Using "printf debugging"
You could let Emacs help you understand by modifying the function definition:
(defun triangle-using-cond (number)
(message (format "called with %d" number))
(cond ((<= number 0) 0)
((= number 1) 1)
((> number 1)
(+ number (triangle-using-cond (1- number))))))
(message ...) somewhere to have a trail printed to the
Place point anywhere inside the function definition and hit
C-u C-M-x to "instrument" it. Then evaluate the function, e.g. by placing point after
(triangle-using-cond 3) and hitting
You are now in Edebug mode. Hit the space bar to step through the function. The intermediate values of each expression are shown in the echo area. To exit Edebug mode just hit
q. To remove the instrumentation, put point anywhere inside the definition and hit
C-M-x to re-evaluate the definition.
Using the standard Emacs debugger
M-x debug-on-entry triangle-using-cond, then, when
triangle-using-cond is invoked, you are placed in the Emacs debugger (buffer
Step through the evaluation using
c to skip through any uninteresting evaluations).
To see intermediate state (variable values, etc.) you can use
e anytime. You are prompted to enter a sexp to evaluate, and the evaluation result is printed.
While you use the debugger, keep a copy of the source code visible in another frame, so you can follow what's going on.
You can also insert explicit calls to enter the debugger (more or less breakpoints) at arbitrary places in the source code. You insert

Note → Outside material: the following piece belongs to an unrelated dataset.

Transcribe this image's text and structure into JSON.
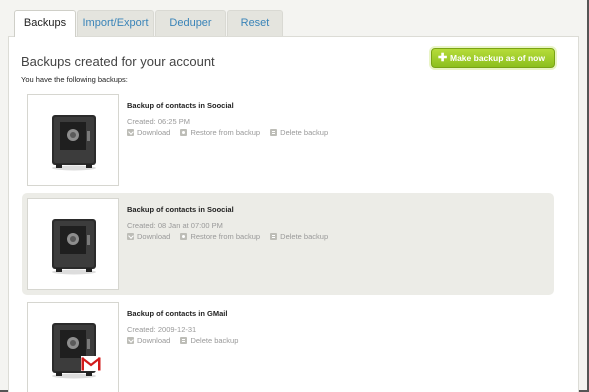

(debug nil SOME-SEXP-TO-EVALUATE). In the latter case, when the debugger is entered
SOME-SEXP-TO-EVALUATE is evaluated and the result is printed. (Remember that you can insert such code into the source code and use
C-M-x to evaluate it, then undo - you need not save the edited file.)
See the Elisp manual, node
Using Debugger for more information.
Recursion as a loop
Anyway, think of recursion as a loop. There are two termination cases defined:
(<= number 0) and
(= number 1). In these cases the function returns a simple number.
In the recursive case the function returns the sum of that number and the result of the function with
number - 1. Eventually, the function will be called with either
1 or a number smaller than or equal to zero.
The recursive case result is hence:
(+ number (+ (1- number) (+ (1- (1- number)) ... 1)
Take for example
(triangle-using-cond 4). Let's accumulate the final expression:
in the first iteration
4, so the
(> number 1) branch is followed. We start building an expression
(+ 4 ... and call the function with
(1- 4), i.e.
3, and the result is
(+ 3 (triangle-using-cond 2)). The total result expression is
(+ 4 (+ 3 (triangle-using-cond 2))).
2 now, so the expression is
(+ 4 (+ 3 (+ 2 (triangle-using-cond 1))))
1 now, and we take the
(= number 1) branch, resulting in a boring
1. The whole expression is
(+ 4 (+ 3 (+ 2 1))). Evaluate that from the inside out and you get:
(+ 4 (+ 3 3)),
(+ 4 6), or just